Though there is always a lot riding on the launch of a franchise, Divergent's debut had particularly high stakes: Months before the film's release, Summit Entertainment had already announced release dates for adaptations of Roth's subsequent two books in the series. Insurgent will go into production in May, and will open in North America on March 20, 2015; and the final, controversial installment Allegiant is scheduled to be released on March 18, 2016. With Divergent's solid debut, that risk appears to have paid off for Summit.
The series' overarching story, which tracks young heroine Tris (Shailene Woodley) as she struggles to survive in the unyielding class structure of her dystopian society, has been liberally compared to The Hunger Games series. But Roth's psychologically driven narrative lends itself to far less epically scaled, CG-laden action sequences than The Hunger Games did, which is reflected in the film's marketing — and, it appears, in its box office returns. (The Hunger Games opened to $152.5 million, almost three times Divergent's debut.)

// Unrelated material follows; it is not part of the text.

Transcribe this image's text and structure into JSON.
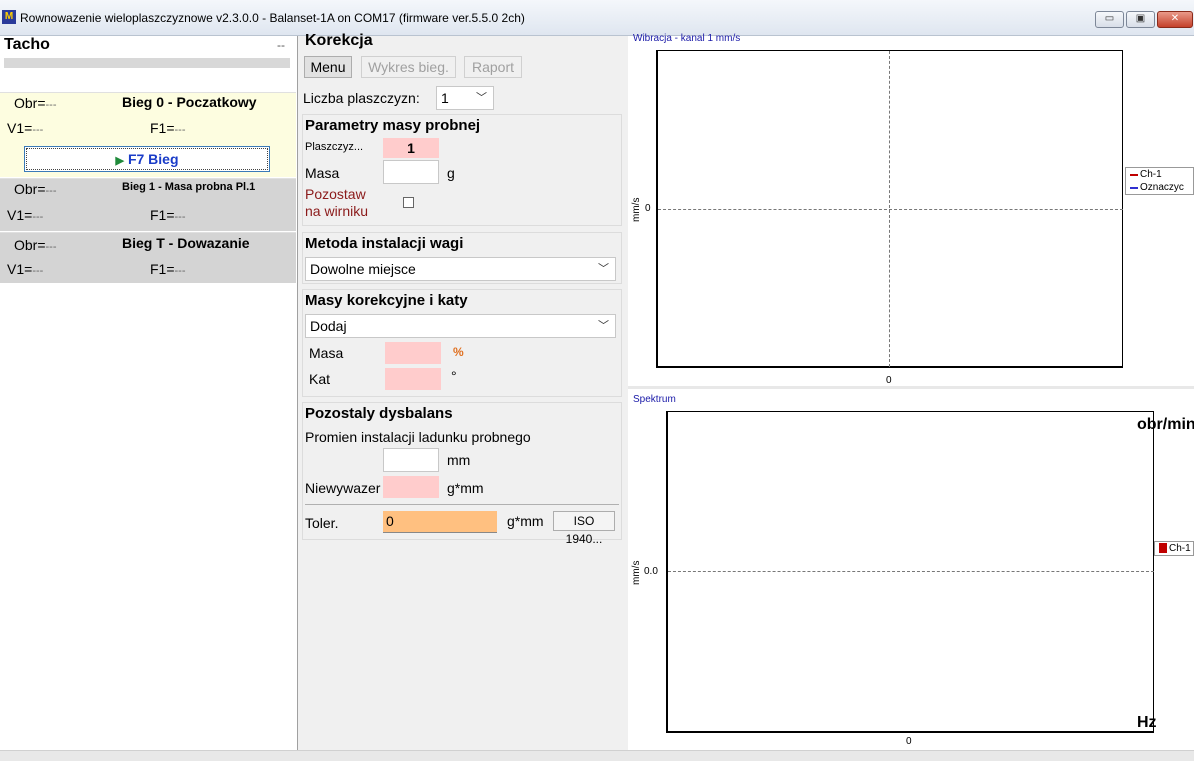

Still, moviegoers were definitely satisfied; it received an "A" grade from the audience polling firm CinemaScore (and an "A+" from those under 18). That audience was roughly 59% female, and 41% male — a decently balanced gender split considering how female-skewed Twilight, Summit's last major franchise, was.
But the most telling detail from CinemaScore was in how many ticket buyers had read Roth's novel: just 50%, in comparison to 76% of the audience for The Hunger Games's opening weekend, and 74% for Twilight. The draw for Divergent, it seems, was as much Woodley, co-star Theo James, and the central conceit of the story itself.
It's a promising development for the movie franchise, and an eyebrow-raising one for Hollywood's continued pursuit of YA-driven novels as a reliable source for blockbuster franchises. For every sensation like The Hunger Games — or moderate hit like Divergent — there are far more adaptations of YA best-sellers that barely made any blip at all. (R.I.P. Vampire Academy, Ender's Game, The Mortal Instruments: City of Bones, The Host, Beautiful Creatures, I Am Number Four, Cirque du Freak: The Vampire's Assistant, Inkheart, The Spiderwick Chronicles, The Seeker: The Dark is Rising, and Eragon.) With that dismal success rate, and with Roth's readership only accounting for roughly half of Divergent's audience, perhaps Hollywood should spend less time analyzing the best-seller list, and more time analyzing whether the books on those lists are suited for the movies in the first place.
Here are the estimated top 10 box office figures for Friday to Sunday, courtesy of Box Office Mojo:
1. Divergent* — $56 million
2. Muppets Most Wanted* — $16.5 million
3. Mr. Peabody & Sherman — $11.7 million
4. 300: Rise of an Empire — $8.7 million
5. God's Not Dead* — $8.6 million
6. Need for Speed — $7.8 million
7. The Grand Budapest Hotel — $6.8 million
8. Non-Stop — $6.3 million
9. The LEGO Movie — $4.1 million
10. Tyler Perry's The Single Moms Club — $3.1 million